We define tomography as an imaging technique which generates a cross-sectional picture (a tomogram) of an object by utilizing the object's response to the nondestructive, probing energy of an external source. Seismic tomography makes use of sources that generate seismic waves which probe a geological target of interest.
Figure 1(a) is an example configuration for crosswell seismic tomography. A seismic source is placed in one well and a seismic receiver system in a nearby well. Seismic waves generated at a source position (solid dot) probe a target containing a heavy oil reservoir situated between the two wells. The reservoir's response to the seismic energy is recorded by detectors (open circles) deployed at different depths in the receiver well. The reservoir is probed in many directions by recording seismic energy with the same receiver configuration for different source locations. Thus, we obtain a network of seismic raypaths which travel through the reservoir.
The measured response of the reservoir to the seismic wave is called the projection data. Tomography image reconstruction methods operate on the projection data to create a tomogram such as the one in Figure 1(b). In this case we used projection data consisting of direct-arrival traveltimes and seismic ray tomography to obtain a P-wave velocity tomogram. Generally, different colors or shades of gray in a tomogram represent lithology with different properties. The high P-wave velocities (dark gray/black) in the tomogram in Figure 1(b) are associated with reservoir rock of high oil saturation.
Seismic tomography has a solid theoretical foundation. Many seismic tomography techniques have close ties to more familiar seismic imaging methods such as traveltime inversion, Kirchhoff migration, and Born inversion. For example, seismic ray tomography used to determine lithologic velocity is essentially a form of traveltime inversion and seismic diffraction tomography is closely related to Born inversion and seismic migration.

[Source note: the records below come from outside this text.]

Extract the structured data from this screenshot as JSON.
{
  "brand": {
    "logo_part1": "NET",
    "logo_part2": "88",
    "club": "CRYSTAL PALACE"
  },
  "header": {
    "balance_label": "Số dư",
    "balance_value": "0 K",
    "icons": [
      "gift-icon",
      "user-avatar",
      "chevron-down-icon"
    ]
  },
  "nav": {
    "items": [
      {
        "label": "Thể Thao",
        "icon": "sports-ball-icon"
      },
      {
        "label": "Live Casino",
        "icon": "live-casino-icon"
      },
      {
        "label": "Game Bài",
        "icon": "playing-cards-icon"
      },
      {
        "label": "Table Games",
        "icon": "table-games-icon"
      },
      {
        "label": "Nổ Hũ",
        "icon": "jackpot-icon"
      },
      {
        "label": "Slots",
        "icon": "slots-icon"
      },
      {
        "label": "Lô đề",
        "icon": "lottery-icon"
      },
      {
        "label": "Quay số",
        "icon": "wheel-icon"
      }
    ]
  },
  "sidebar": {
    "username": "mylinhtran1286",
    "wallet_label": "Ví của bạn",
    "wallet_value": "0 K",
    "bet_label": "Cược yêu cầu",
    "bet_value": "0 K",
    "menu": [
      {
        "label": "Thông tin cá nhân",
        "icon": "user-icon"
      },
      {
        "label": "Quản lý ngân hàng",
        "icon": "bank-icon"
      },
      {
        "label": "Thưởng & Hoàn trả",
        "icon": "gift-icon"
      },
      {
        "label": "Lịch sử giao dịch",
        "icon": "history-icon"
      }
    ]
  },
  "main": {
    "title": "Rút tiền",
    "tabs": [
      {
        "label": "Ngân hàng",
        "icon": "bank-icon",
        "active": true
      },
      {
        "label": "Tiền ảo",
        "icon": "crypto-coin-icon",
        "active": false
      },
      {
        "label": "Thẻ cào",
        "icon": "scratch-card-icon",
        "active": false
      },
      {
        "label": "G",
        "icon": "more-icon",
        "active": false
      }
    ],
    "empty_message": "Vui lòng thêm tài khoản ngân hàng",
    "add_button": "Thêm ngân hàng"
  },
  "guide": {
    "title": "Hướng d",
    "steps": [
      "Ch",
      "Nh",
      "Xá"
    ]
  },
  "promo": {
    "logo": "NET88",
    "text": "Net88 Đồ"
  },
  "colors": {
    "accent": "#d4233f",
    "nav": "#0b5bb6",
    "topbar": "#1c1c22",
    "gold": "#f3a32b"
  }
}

Thus, seismic tomography may actually be more familiar to you at this point than you might think since it is just another aspect of the subsurface imaging techniquesg eophysicistsh ave been using for years.